Outfest kicks off tonight in Los Angeles, and the city is in for a 11 day treat as pretty much every strong LGBT film from the past year's festival circuit will be screening at the fest -- not to mention a few potential discoveries. While we're keeping our fingers crossed for the latter, we've got a few suggestions for you regarding the former. Here's 14 films we'd highly recommend you check out at the festival, which runs tonight through July 20th:
52 Tuesdays (directed by Sophie Hyde)
Winner of the best director award at Sundance (for World Cinema), this heartbreaking Australian drama follows sixteen-year-old Billie, whose path to independence is accelerated when her mother reveals plans for to transition to from female to male, and their time together becomes limited to Tuesdays.
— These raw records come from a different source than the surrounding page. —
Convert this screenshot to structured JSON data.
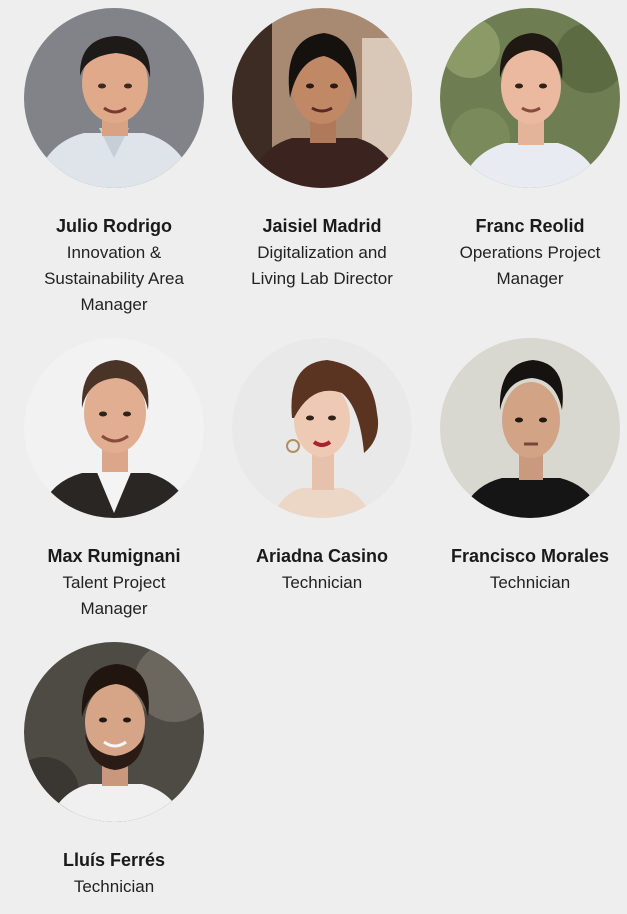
{
  "team": [
    {
      "name": "Julio Rodrigo",
      "role": "Innovation &\nSustainability Area\nManager",
      "photo": "portrait-julio-rodrigo"
    },
    {
      "name": "Jaisiel Madrid",
      "role": "Digitalization and\nLiving Lab Director",
      "photo": "portrait-jaisiel-madrid"
    },
    {
      "name": "Franc Reolid",
      "role": "Operations Project\nManager",
      "photo": "portrait-franc-reolid"
    },
    {
      "name": "Max Rumignani",
      "role": "Talent Project\nManager",
      "photo": "portrait-max-rumignani"
    },
    {
      "name": "Ariadna Casino",
      "role": "Technician",
      "photo": "portrait-ariadna-casino"
    },
    {
      "name": "Francisco Morales",
      "role": "Technician",
      "photo": "portrait-francisco-morales"
    },
    {
      "name": "Lluís Ferrés",
      "role": "Technician",
      "photo": "portrait-lluis-ferres"
    }
  ],
  "colors": {
    "page_background": "#eeeeee",
    "text": "#1a1a1a"
  }
}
And this emotionally charged story isn't just set over a year of those Tuesdays, but it was actually filmed over the course of a year—once a week, every week, only on Tuesdays.
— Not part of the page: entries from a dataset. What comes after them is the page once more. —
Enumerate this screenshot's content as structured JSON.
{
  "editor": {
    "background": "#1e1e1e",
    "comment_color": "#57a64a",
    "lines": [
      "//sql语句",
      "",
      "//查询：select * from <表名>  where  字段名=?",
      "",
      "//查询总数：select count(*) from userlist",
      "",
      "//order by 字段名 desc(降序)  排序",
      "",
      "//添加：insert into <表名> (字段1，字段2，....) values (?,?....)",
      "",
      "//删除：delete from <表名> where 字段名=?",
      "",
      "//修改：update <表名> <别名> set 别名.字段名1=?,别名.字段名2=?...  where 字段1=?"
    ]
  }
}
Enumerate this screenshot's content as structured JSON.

Appropriate Behavior (directed by Desiree Akhavan)
Desiree Akhavan's debut feature offers up the story of a young woman (Akhavan herself) struggling to become a tall order of a trio: An ideal Persian daughter, a politically correct bisexual, and a hip, young Brooklynite. While the film could have easily ventured into a sort of feature length version of "Girls" (if Lena Dunham was a bisexual and Persian, that is), it develops a true voice of its own in Sundance breakout Akhavan, who tackles an intersection of identity with a somehow charming mix of humor and desolation (give this woman whatever she wants for her follow-up!).
The Circle (directed by Stefan Haupt)
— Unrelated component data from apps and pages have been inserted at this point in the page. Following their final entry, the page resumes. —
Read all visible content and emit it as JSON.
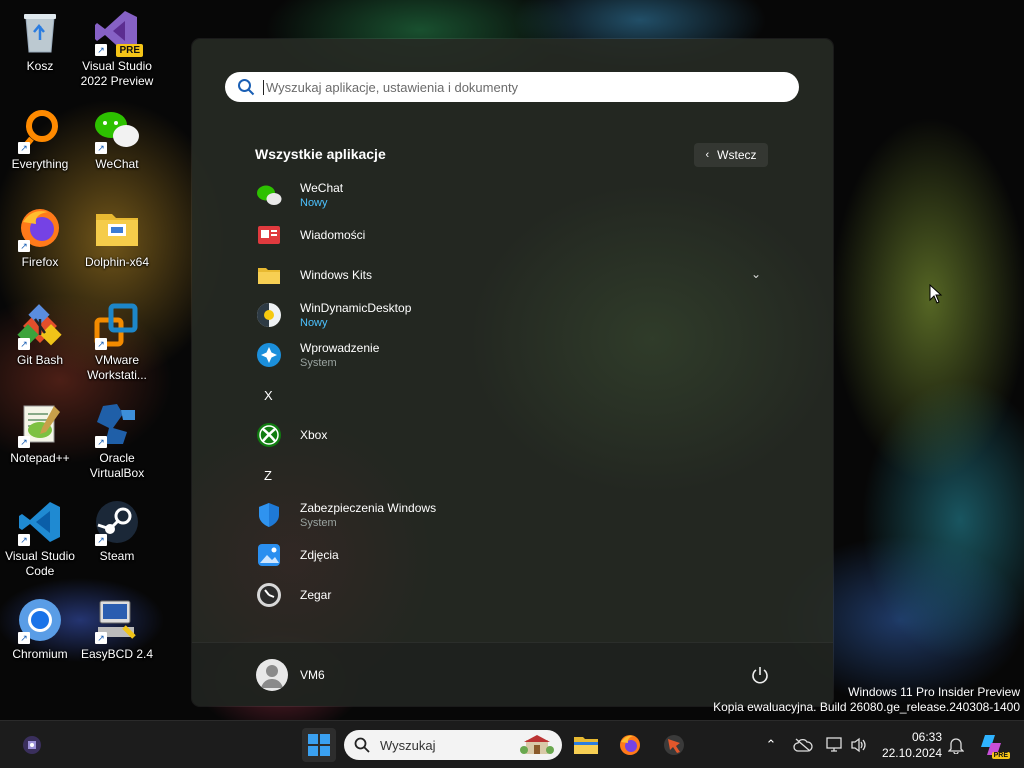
{
  "desktop": {
    "icons": [
      {
        "label": "Kosz"
      },
      {
        "label": "Visual Studio\n2022 Preview"
      },
      {
        "label": "Everything"
      },
      {
        "label": "WeChat"
      },
      {
        "label": "Firefox"
      },
      {
        "label": "Dolphin-x64"
      },
      {
        "label": "Git Bash"
      },
      {
        "label": "VMware\nWorkstati..."
      },
      {
        "label": "Notepad++"
      },
      {
        "label": "Oracle\nVirtualBox"
      },
      {
        "label": "Visual Studio\nCode"
      },
      {
        "label": "Steam"
      },
      {
        "label": "Chromium"
      },
      {
        "label": "EasyBCD 2.4"
      }
    ],
    "vs_badge": "PRE"
  },
  "start_menu": {
    "search_placeholder": "Wyszukaj aplikacje, ustawienia i dokumenty",
    "section_title": "Wszystkie aplikacje",
    "back_label": "Wstecz",
    "apps": [
      {
        "name": "WeChat",
        "sub": "Nowy"
      },
      {
        "name": "Wiadomości",
        "sub": ""
      },
      {
        "name": "Windows Kits",
        "sub": ""
      },
      {
        "name": "WinDynamicDesktop",
        "sub": "Nowy"
      },
      {
        "name": "Wprowadzenie",
        "sub": "System"
      },
      {
        "letter": "X"
      },
      {
        "name": "Xbox",
        "sub": ""
      },
      {
        "letter": "Z"
      },
      {
        "name": "Zabezpieczenia Windows",
        "sub": "System"
      },
      {
        "name": "Zdjęcia",
        "sub": ""
      },
      {
        "name": "Zegar",
        "sub": ""
      }
    ],
    "user_name": "VM6"
  },
  "watermark": {
    "line1": "Windows 11 Pro Insider Preview",
    "line2": "Kopia ewaluacyjna. Build 26080.ge_release.240308-1400"
  },
  "taskbar": {
    "search_label": "Wyszukaj",
    "time": "06:33",
    "date": "22.10.2024",
    "copilot_badge": "PRE"
  },
  "colors": {
    "accent": "#4cc2ff",
    "taskbar": "#1c1c1c"
  }
}
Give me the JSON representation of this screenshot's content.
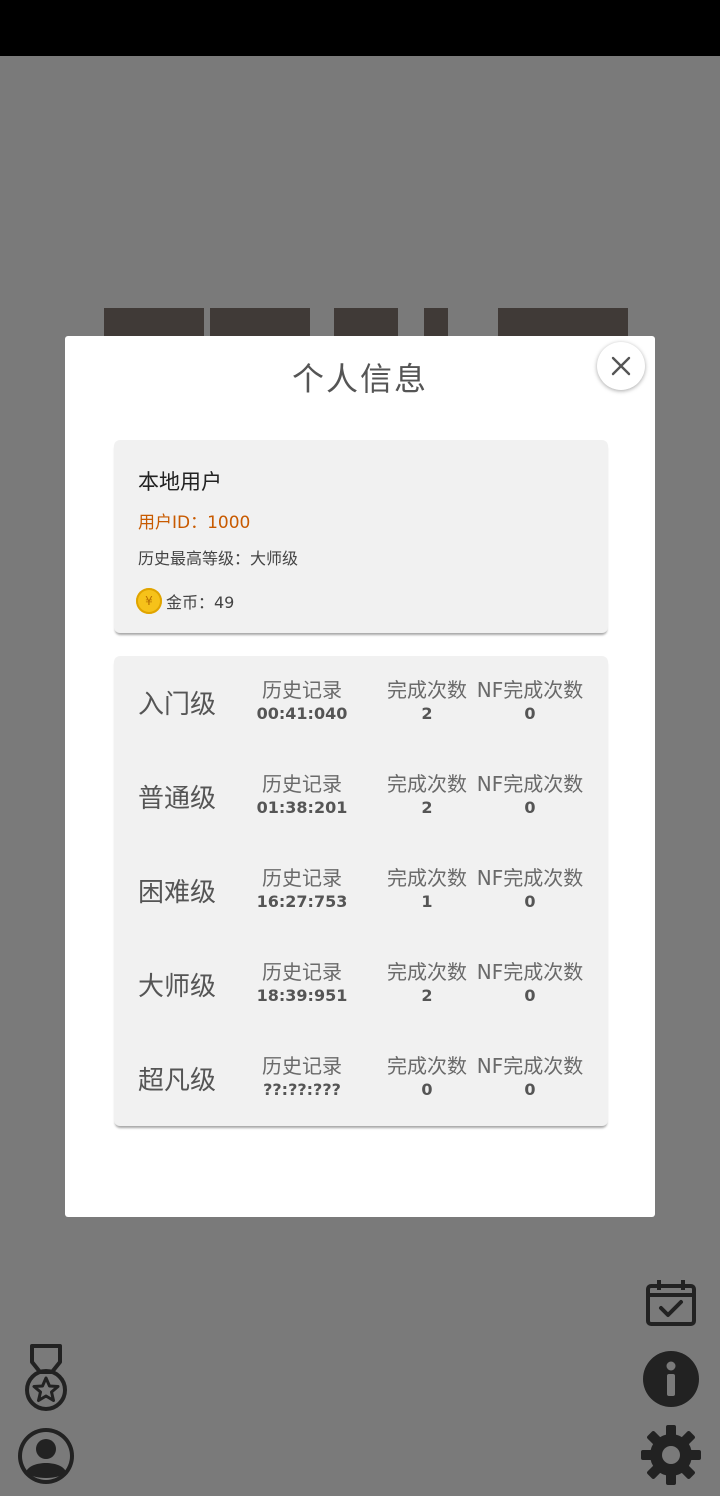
{
  "dialog": {
    "title": "个人信息",
    "close_icon": "close-icon"
  },
  "profile": {
    "name": "本地用户",
    "user_id": "用户ID：1000",
    "best_level": "历史最高等级：大师级",
    "coins": "金币：49",
    "coin_icon": "¥"
  },
  "stats": {
    "rows": [
      {
        "level": "入门级",
        "record_label": "历史记录",
        "record": "00:41:040",
        "done_label": "完成次数",
        "done": "2",
        "nf_label": "NF完成次数",
        "nf": "0"
      },
      {
        "level": "普通级",
        "record_label": "历史记录",
        "record": "01:38:201",
        "done_label": "完成次数",
        "done": "2",
        "nf_label": "NF完成次数",
        "nf": "0"
      },
      {
        "level": "困难级",
        "record_label": "历史记录",
        "record": "16:27:753",
        "done_label": "完成次数",
        "done": "1",
        "nf_label": "NF完成次数",
        "nf": "0"
      },
      {
        "level": "大师级",
        "record_label": "历史记录",
        "record": "18:39:951",
        "done_label": "完成次数",
        "done": "2",
        "nf_label": "NF完成次数",
        "nf": "0"
      },
      {
        "level": "超凡级",
        "record_label": "历史记录",
        "record": "??:??:???",
        "done_label": "完成次数",
        "done": "0",
        "nf_label": "NF完成次数",
        "nf": "0"
      }
    ]
  },
  "bottom_icons": [
    "medal-icon",
    "user-icon",
    "calendar-check-icon",
    "info-icon",
    "settings-icon"
  ],
  "colors": {
    "accent_id": "#c85a00",
    "coin": "#f6c21a",
    "overlay": "#7a7a7a"
  }
}
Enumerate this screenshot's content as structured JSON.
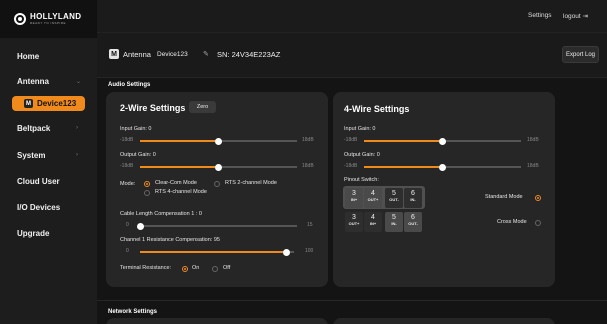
{
  "brand": {
    "name": "HOLLYLAND",
    "tagline": "READY TO INSPIRE"
  },
  "sidebar": {
    "items": [
      {
        "label": "Home",
        "chevron": false
      },
      {
        "label": "Antenna",
        "chevron": true
      },
      {
        "label": "Beltpack",
        "chevron": true
      },
      {
        "label": "System",
        "chevron": true
      },
      {
        "label": "Cloud User",
        "chevron": false
      },
      {
        "label": "I/O Devices",
        "chevron": false
      },
      {
        "label": "Upgrade",
        "chevron": false
      }
    ],
    "active_device": "Device123"
  },
  "topbar": {
    "settings": "Settings",
    "logout": "logout"
  },
  "device": {
    "type": "Antenna",
    "name": "Device123",
    "sn": "SN: 24V34E223AZ",
    "export": "Export Log"
  },
  "audio": {
    "title": "Audio Settings",
    "two_wire": {
      "title": "2-Wire Settings",
      "zero": "Zero",
      "input_gain": {
        "label": "Input Gain: 0",
        "min": "-18dB",
        "max": "18dB",
        "value": 0
      },
      "output_gain": {
        "label": "Output Gain: 0",
        "min": "-18dB",
        "max": "18dB",
        "value": 0
      },
      "mode_label": "Mode:",
      "modes": [
        "Clear-Com Mode",
        "RTS 2-channel Mode",
        "RTS 4-channel Mode"
      ],
      "mode_selected": 0,
      "cable": {
        "label": "Cable Length Compensation 1 :  0",
        "min": "0",
        "max": "15",
        "value": 0
      },
      "resistance": {
        "label": "Channel 1 Resistance Compensation:  95",
        "min": "0",
        "max": "100",
        "value": 95
      },
      "terminal_label": "Terminal Resistance:",
      "terminal_on": "On",
      "terminal_off": "Off",
      "terminal_selected": "On"
    },
    "four_wire": {
      "title": "4-Wire Settings",
      "input_gain": {
        "label": "Input Gain: 0",
        "min": "-18dB",
        "max": "18dB",
        "value": 0
      },
      "output_gain": {
        "label": "Output Gain: 0",
        "min": "-18dB",
        "max": "18dB",
        "value": 0
      },
      "pinout_label": "Pinout Switch:",
      "standard": {
        "label": "Standard Mode",
        "pins": [
          {
            "n": "3",
            "t": "IN+"
          },
          {
            "n": "4",
            "t": "OUT+"
          },
          {
            "n": "5",
            "t": "OUT-"
          },
          {
            "n": "6",
            "t": "IN-"
          }
        ]
      },
      "cross": {
        "label": "Cross Mode",
        "pins": [
          {
            "n": "3",
            "t": "OUT+"
          },
          {
            "n": "4",
            "t": "IN+"
          },
          {
            "n": "5",
            "t": "IN-"
          },
          {
            "n": "6",
            "t": "OUT-"
          }
        ]
      },
      "selected": "Standard Mode"
    }
  },
  "network": {
    "title": "Network Settings"
  },
  "colors": {
    "accent": "#f08a1c",
    "bg": "#141414",
    "card": "#262626"
  }
}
The deserved winner of the Teddy Award for best documentary at this year's Berlin International Film Festival, "The Circle" tackles the fascinating story behind one of the first gay liberation communities. The film's title translates to "Der Kreis," the name of a gay magazine and organization founded in the early 1940s Germany that somehow managed to survive the Nazi regime, blossoming in the post-war years into a internationally renowned underground club. It was there when the love story between teacher Ernst Ostertag and drag star Robi Rapp began, which serves as the heart of "The Circle," a truly remarkable documentary.
The Dog (directed by Alison Berg and Frank Keraudren)
John Wojtowicz was turned into something of an iconic figure when Al Pacino played him in 1975's "Dog Day Afternoon." In that film, Wojtowicz took a bank hostage in the hopes of raising money for his transsexual lover's sex change operation, hardly exaggerated the actual 1972 event, but only captured one piece of a much larger story. That's why its so great we have "The Dog," Alison Berg and Frank Keraudren's documentary about Wojtowicz in the years leading up to his death from cancer in 2006. A festival circuit hit since it debuted in Toronto last year, it's definitely one to catch at Outfest if you haven't seen it yet.